Bedřichov přehrada
Share
mail
License license
loading...
Loading ...

Panoramic photo by Petr Prager EXPERT Taken 13:36, 24/04/2010 - Views loading...

Advertisement

Bedřichov přehrada

The World > Europe > Czech Republic

  • Like / unlike
  • thumbs up
  • thumbs down
comments powered by Disqus

Nearby images in Czech Republic

map

A: Bedřichov, Prezidentská chata

by Petr Prager, 2.4 km away

Bedřichov, Prezidentská chata

B: Nova Louka - Samal Hut

by Tomas Kysela, 3.5 km away

Nova Louka - Samal Hut

C: Dismantled wooden tower Schlossberg

by Martin Brunclík, 4.0 km away

The end of 12,5 meters tall wooden tower from Czech architect Martin Rajniš. Tower was built in 2006 ...

Dismantled wooden tower Schlossberg

D: Moonlight starfield

by Jakub Hruska, 4.7 km away

Moonlight starfield

E: Cerna Nisa Dam

by Tomas Kysela, 4.9 km away

Cerna Nisa Dam

F: On top of Bukova mountain

by Jakub Hruska, 5.2 km away

While wandering around Bohemia one could find numinous places reminding of old times.
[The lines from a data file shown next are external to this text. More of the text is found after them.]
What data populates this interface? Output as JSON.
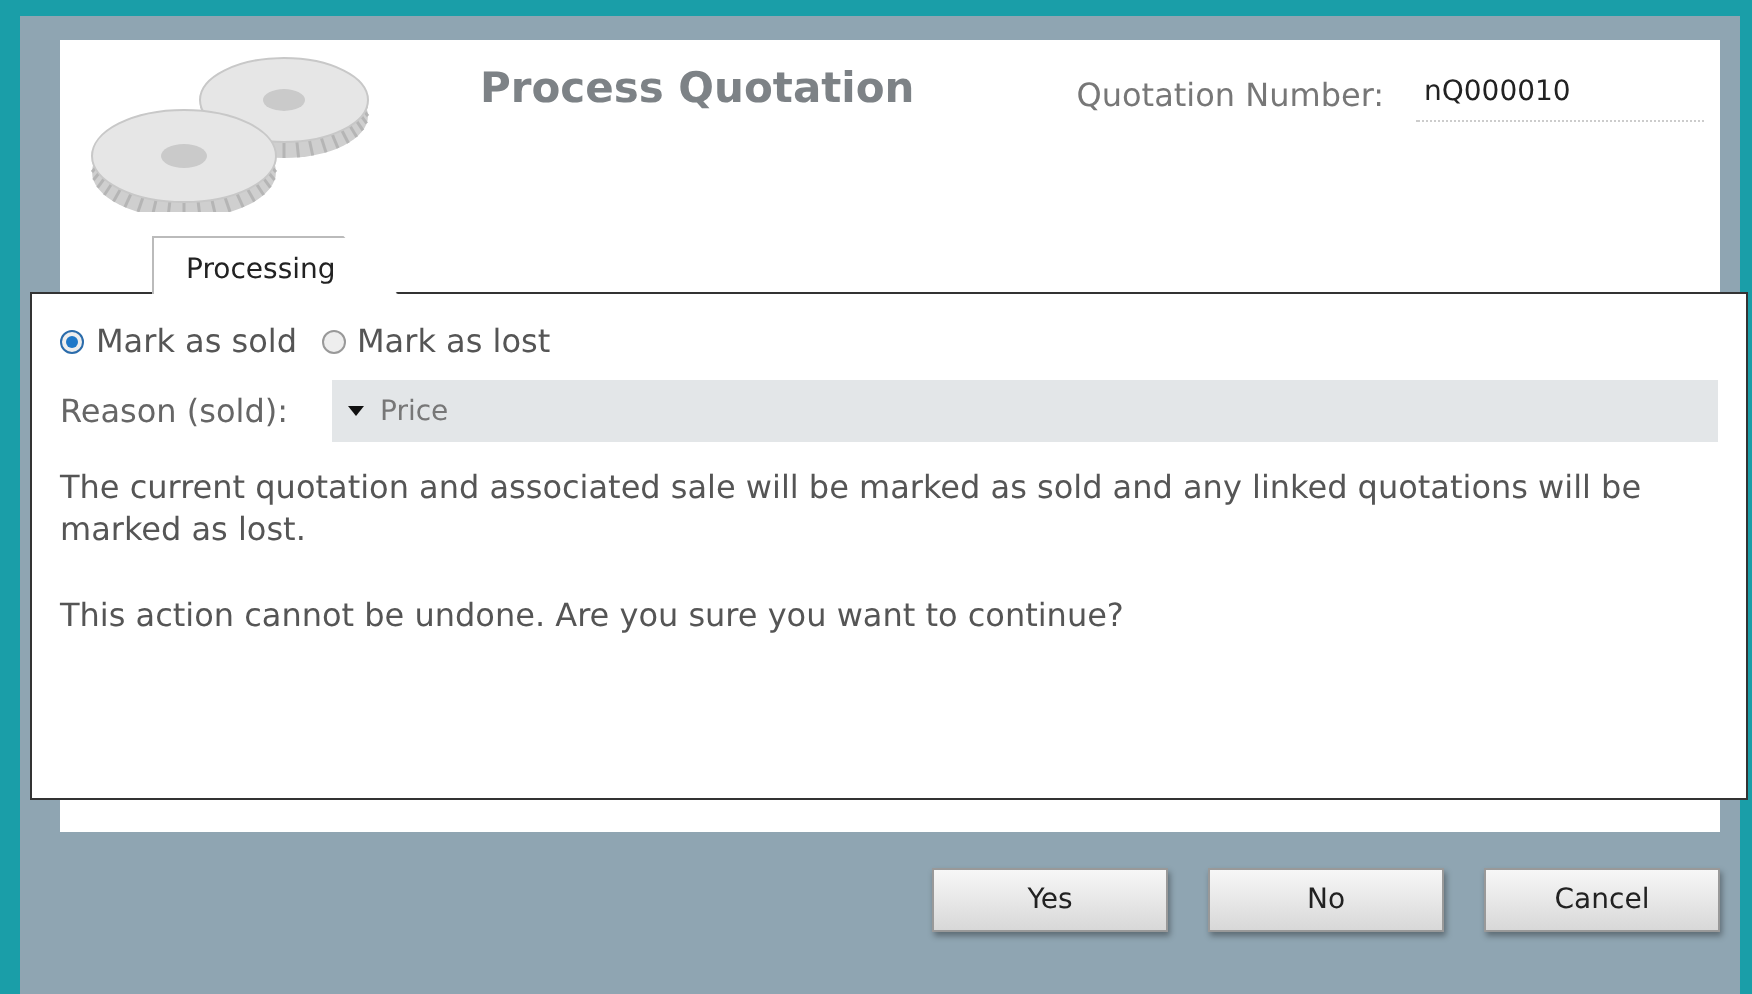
{
  "header": {
    "title": "Process Quotation",
    "number_label": "Quotation Number:",
    "number_value": "nQ000010"
  },
  "tabs": [
    {
      "label": "Processing",
      "selected": true
    }
  ],
  "options": [
    {
      "label": "Mark as sold",
      "selected": true
    },
    {
      "label": "Mark as lost",
      "selected": false
    }
  ],
  "reason": {
    "label": "Reason (sold):",
    "value": "Price"
  },
  "messages": [
    "The current quotation and associated sale will be marked as sold and any linked quotations will be marked as lost.",
    "This action cannot be undone. Are you sure you want to continue?"
  ],
  "buttons": [
    "Yes",
    "No",
    "Cancel"
  ]
}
One such place ...

On top of Bukova mountain

G: On the way to Bukova

by Jakub Hruska, 5.4 km away

On the way to Bukova

H: Broken Dam At Bila Desna
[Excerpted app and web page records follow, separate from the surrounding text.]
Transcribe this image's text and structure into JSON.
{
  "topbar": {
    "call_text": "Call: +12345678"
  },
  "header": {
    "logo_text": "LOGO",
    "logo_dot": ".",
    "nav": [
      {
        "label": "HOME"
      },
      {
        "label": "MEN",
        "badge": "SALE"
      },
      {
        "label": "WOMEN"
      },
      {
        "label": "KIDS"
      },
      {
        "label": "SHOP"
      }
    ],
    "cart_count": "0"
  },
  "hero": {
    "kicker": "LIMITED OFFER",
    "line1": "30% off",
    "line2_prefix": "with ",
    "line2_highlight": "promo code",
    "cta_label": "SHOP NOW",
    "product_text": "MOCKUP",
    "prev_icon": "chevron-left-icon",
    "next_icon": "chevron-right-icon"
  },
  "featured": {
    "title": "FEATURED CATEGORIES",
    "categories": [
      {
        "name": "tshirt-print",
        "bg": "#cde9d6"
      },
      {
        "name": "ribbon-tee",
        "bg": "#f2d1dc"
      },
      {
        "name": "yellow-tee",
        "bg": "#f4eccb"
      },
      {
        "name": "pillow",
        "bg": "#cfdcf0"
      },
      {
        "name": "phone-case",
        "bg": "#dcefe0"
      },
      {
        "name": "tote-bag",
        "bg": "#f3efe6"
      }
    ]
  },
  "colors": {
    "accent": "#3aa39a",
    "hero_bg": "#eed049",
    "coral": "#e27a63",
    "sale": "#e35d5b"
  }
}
by Petr Gerhardt, 5.7 km away

Broken Dam At Bila Desna

I: Jizera mountains foothill

by Jakub Hruska, 5.9 km away

Jizera mountains foothill
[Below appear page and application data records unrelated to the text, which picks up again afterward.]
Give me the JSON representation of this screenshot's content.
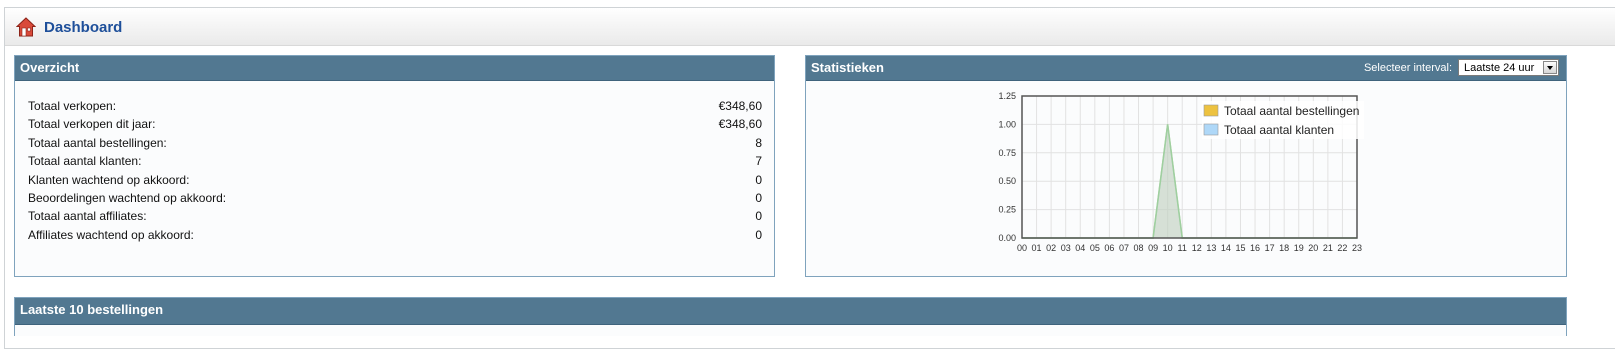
{
  "header": {
    "title": "Dashboard",
    "icon": "home-icon"
  },
  "overview": {
    "title": "Overzicht",
    "rows": [
      {
        "label": "Totaal verkopen:",
        "value": "€348,60"
      },
      {
        "label": "Totaal verkopen dit jaar:",
        "value": "€348,60"
      },
      {
        "label": "Totaal aantal bestellingen:",
        "value": "8"
      },
      {
        "label": "Totaal aantal klanten:",
        "value": "7"
      },
      {
        "label": "Klanten wachtend op akkoord:",
        "value": "0"
      },
      {
        "label": "Beoordelingen wachtend op akkoord:",
        "value": "0"
      },
      {
        "label": "Totaal aantal affiliates:",
        "value": "0"
      },
      {
        "label": "Affiliates wachtend op akkoord:",
        "value": "0"
      }
    ]
  },
  "stats": {
    "title": "Statistieken",
    "interval_label": "Selecteer interval:",
    "interval_value": "Laatste 24 uur"
  },
  "orders": {
    "title": "Laatste 10 bestellingen"
  },
  "chart_data": {
    "type": "area",
    "x": [
      "00",
      "01",
      "02",
      "03",
      "04",
      "05",
      "06",
      "07",
      "08",
      "09",
      "10",
      "11",
      "12",
      "13",
      "14",
      "15",
      "16",
      "17",
      "18",
      "19",
      "20",
      "21",
      "22",
      "23"
    ],
    "series": [
      {
        "name": "Totaal aantal bestellingen",
        "color": "#edc240",
        "values": [
          0,
          0,
          0,
          0,
          0,
          0,
          0,
          0,
          0,
          0,
          1,
          0,
          0,
          0,
          0,
          0,
          0,
          0,
          0,
          0,
          0,
          0,
          0,
          0
        ]
      },
      {
        "name": "Totaal aantal klanten",
        "color": "#afd8f8",
        "values": [
          0,
          0,
          0,
          0,
          0,
          0,
          0,
          0,
          0,
          0,
          1,
          0,
          0,
          0,
          0,
          0,
          0,
          0,
          0,
          0,
          0,
          0,
          0,
          0
        ]
      }
    ],
    "ylim": [
      0,
      1.25
    ],
    "yticks": [
      "0.00",
      "0.25",
      "0.50",
      "0.75",
      "1.00",
      "1.25"
    ],
    "grid": true,
    "legend_position": "top-right"
  }
}
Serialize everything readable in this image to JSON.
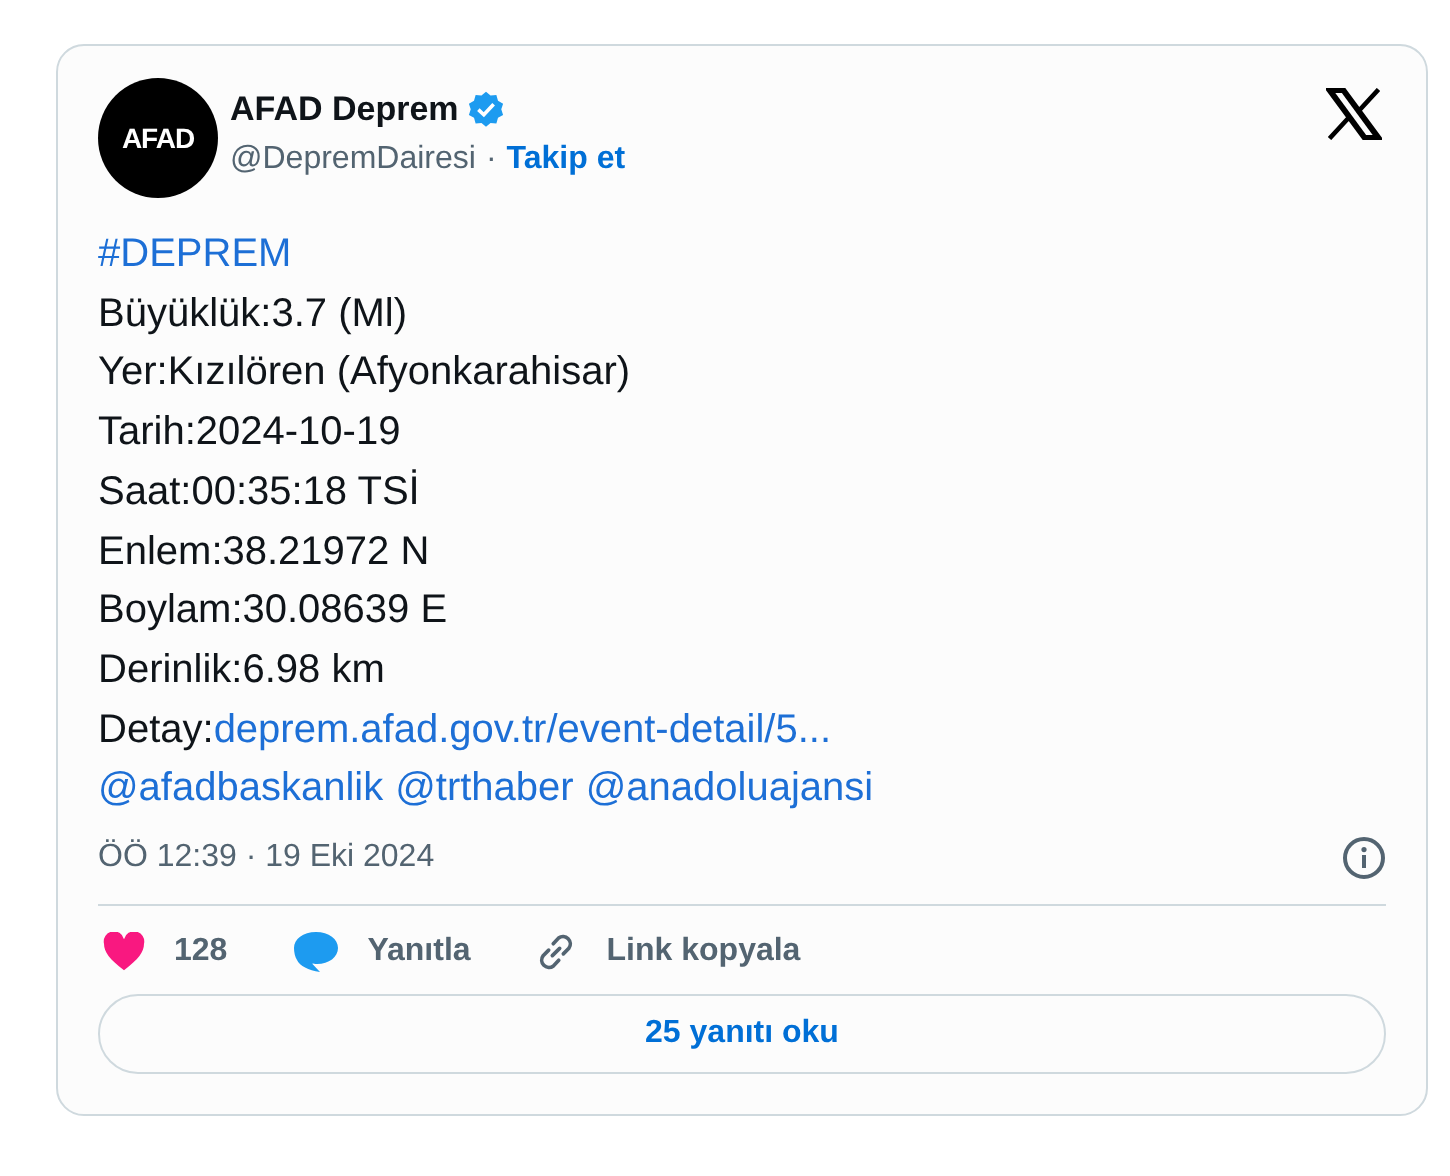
{
  "author": {
    "avatar_text": "AFAD",
    "name": "AFAD Deprem",
    "verified": true,
    "handle": "@DepremDairesi",
    "separator": "·",
    "follow": "Takip et"
  },
  "body": [
    [
      {
        "kind": "link",
        "text": "#DEPREM"
      }
    ],
    [
      {
        "kind": "plain",
        "text": "Büyüklük:3.7 (Ml)"
      }
    ],
    [
      {
        "kind": "plain",
        "text": "Yer:Kızılören (Afyonkarahisar)"
      }
    ],
    [
      {
        "kind": "plain",
        "text": "Tarih:2024-10-19"
      }
    ],
    [
      {
        "kind": "plain",
        "text": "Saat:00:35:18 TSİ"
      }
    ],
    [
      {
        "kind": "plain",
        "text": "Enlem:38.21972 N"
      }
    ],
    [
      {
        "kind": "plain",
        "text": "Boylam:30.08639 E"
      }
    ],
    [
      {
        "kind": "plain",
        "text": "Derinlik:6.98 km"
      }
    ],
    [
      {
        "kind": "plain",
        "text": "Detay:"
      },
      {
        "kind": "link",
        "text": "deprem.afad.gov.tr/event-detail/5..."
      }
    ],
    [
      {
        "kind": "link",
        "text": "@afadbaskanlik"
      },
      {
        "kind": "link",
        "text": "@trthaber"
      },
      {
        "kind": "link",
        "text": "@anadoluajansi"
      }
    ]
  ],
  "timestamp": "ÖÖ 12:39 · 19 Eki 2024",
  "actions": [
    {
      "kind": "like",
      "label": "128"
    },
    {
      "kind": "reply",
      "label": "Yanıtla"
    },
    {
      "kind": "copy",
      "label": "Link kopyala"
    }
  ],
  "read_replies": "25 yanıtı oku"
}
J: Jizera - between storm and sun.

by Jan Kyncl, 6.1 km away

http://jkphoto.php5.cz

Jizera - between storm and sun.

This panorama was taken in Czech Republic

This is an overview of Czech Republic

The Czech Republic is a cool little landlocked country south of Germany and Poland, with a national addiction to pork and beer. Potatos, cabbage, and dumplings are close behind them, and they also have this great bar food called "utopenec." It means "a drowned man," it's pickled sausage with onions, perfect with some dark wheat bread and beer. The Czech bread is legendary, like a meal all by itself.

Czechoslovakia first became a sovereign state in 1918 when it declared independence from the Austro-Hungarian Empire. The state of Czechoslovakia lasted until the "Velvet Divorce" of 1993, which created Slovakia and the Czech Republic.

It was occupied by Germany in WWII but escaped major damage, unlike most other European cities. The nation's capital, Prague, retains some of Europe's most beautiful Baroque architecture as well as one of the largest medieval castle complexes still standing. The President of the Czech Republic has his offices in the Prague Castle even today.

There was a coup d'etat in 1948 and Czechoslovakia fell under Soviet rule. For fifty years Czechoslovakia was a Socialist state under the USSR, subject to censorship, forced atheism and even the arrest of jazz musicians!

In 1989, communist police violently squashed a pro-democracy demonstration and pissed everybody off so bad that a revolution erupted over it, finally ending the Communist rule.

The next twenty years saw rapid economic growth and westernization. Today in Prague you can eat at McDonald's or KFC, shop for snowboarding boots and go see a punk rock show.

The Czech Republic took over the presidency of the European Union in January 2009. This instantly created lots of political drama because the President of the Czech Republic, Vaclav Klaus, is a renowned Euroskeptic.

We anxiously await the outcome of "President Klaus vs. the Lisbon Treaty", a world heavywieght fight sceduled for spring 2009.

Text by Steve Smith.

Share this panorama